= TO DO =
Check each line of the data below for the string "icon", then state how many have it and nothing else.

** Opening RECORD SET block **

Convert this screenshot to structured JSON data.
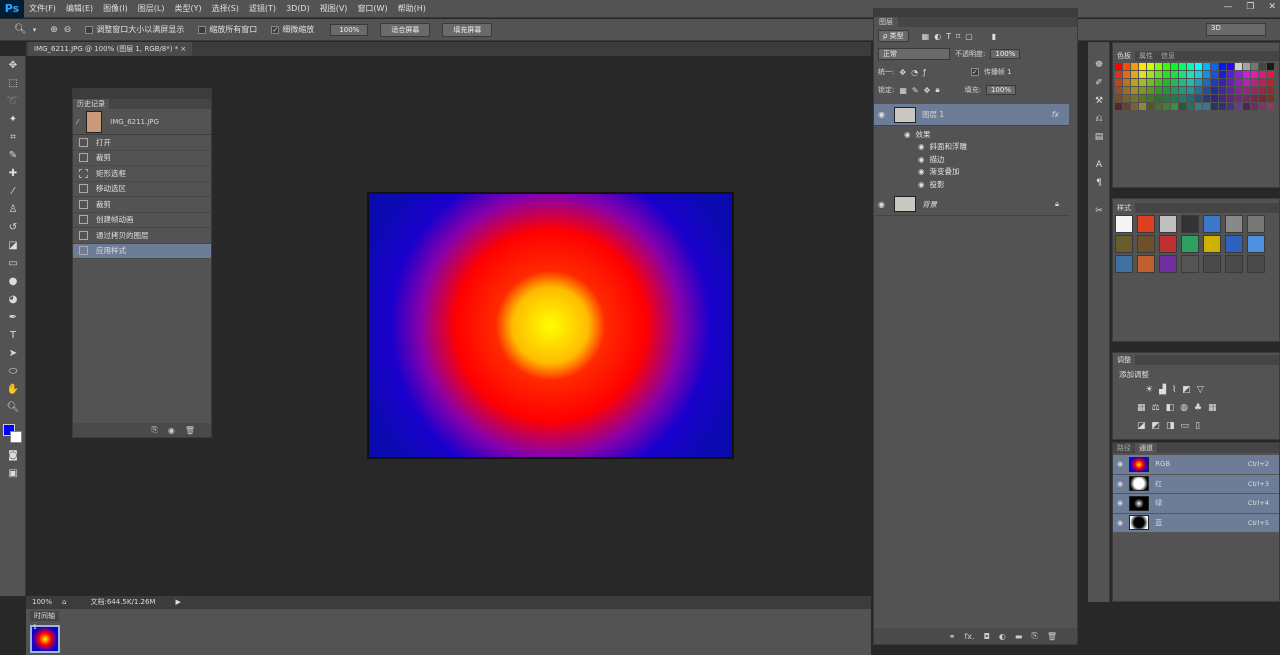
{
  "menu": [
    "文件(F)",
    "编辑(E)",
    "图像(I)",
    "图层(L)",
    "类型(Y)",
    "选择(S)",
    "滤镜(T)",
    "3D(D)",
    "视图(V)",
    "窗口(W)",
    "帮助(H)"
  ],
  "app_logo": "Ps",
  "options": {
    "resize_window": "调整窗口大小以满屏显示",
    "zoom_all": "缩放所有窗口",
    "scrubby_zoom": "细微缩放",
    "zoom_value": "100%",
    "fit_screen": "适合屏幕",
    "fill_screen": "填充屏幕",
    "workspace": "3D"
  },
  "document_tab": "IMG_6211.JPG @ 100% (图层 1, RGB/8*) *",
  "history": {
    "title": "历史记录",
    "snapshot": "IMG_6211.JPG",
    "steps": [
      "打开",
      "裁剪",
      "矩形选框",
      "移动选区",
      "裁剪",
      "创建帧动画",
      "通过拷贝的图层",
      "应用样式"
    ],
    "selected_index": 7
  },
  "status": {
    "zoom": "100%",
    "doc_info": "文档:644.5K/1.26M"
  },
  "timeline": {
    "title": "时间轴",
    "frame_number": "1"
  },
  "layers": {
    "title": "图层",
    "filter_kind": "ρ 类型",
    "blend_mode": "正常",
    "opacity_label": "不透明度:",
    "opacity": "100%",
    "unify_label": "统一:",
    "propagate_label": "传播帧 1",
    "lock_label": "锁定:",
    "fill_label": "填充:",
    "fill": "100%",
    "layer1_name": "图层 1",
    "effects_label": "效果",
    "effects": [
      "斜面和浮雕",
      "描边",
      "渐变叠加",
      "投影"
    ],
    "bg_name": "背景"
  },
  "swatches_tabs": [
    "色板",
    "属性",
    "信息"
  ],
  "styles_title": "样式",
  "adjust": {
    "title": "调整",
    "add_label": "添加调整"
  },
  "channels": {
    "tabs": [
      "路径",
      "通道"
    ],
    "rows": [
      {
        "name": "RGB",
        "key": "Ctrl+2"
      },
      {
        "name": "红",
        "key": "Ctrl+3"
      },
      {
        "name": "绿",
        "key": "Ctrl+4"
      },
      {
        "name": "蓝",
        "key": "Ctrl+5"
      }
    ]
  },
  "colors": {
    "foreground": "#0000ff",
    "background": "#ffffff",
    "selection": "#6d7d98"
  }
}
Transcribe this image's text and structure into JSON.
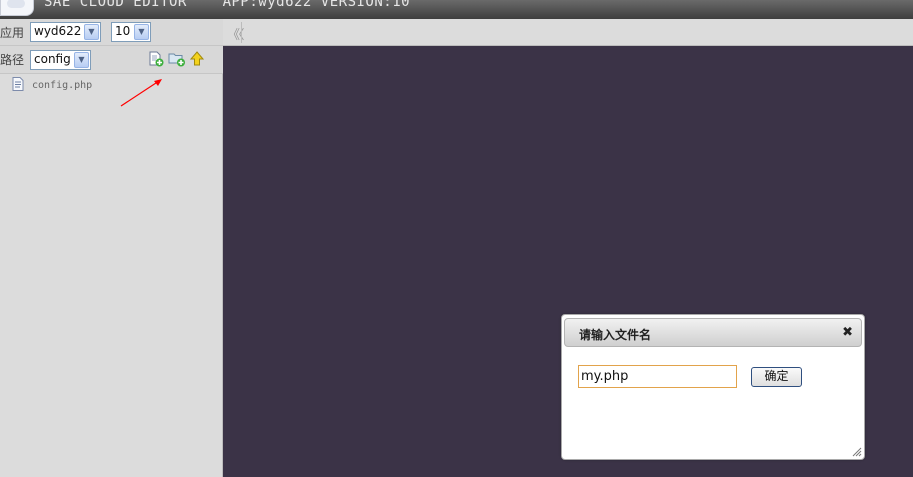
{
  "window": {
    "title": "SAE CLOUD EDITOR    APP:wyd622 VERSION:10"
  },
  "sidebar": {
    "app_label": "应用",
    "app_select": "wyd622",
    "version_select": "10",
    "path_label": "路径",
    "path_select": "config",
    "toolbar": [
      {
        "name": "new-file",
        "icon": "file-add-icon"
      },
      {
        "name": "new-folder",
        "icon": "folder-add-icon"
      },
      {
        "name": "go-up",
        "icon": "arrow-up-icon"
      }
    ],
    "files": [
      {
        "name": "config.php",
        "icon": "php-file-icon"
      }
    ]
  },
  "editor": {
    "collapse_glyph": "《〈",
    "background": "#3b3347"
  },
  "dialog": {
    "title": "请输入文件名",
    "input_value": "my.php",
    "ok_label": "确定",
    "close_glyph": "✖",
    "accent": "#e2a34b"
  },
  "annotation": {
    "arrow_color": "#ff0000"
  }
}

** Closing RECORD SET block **

= ANSWER TO THE PROBLEM =
4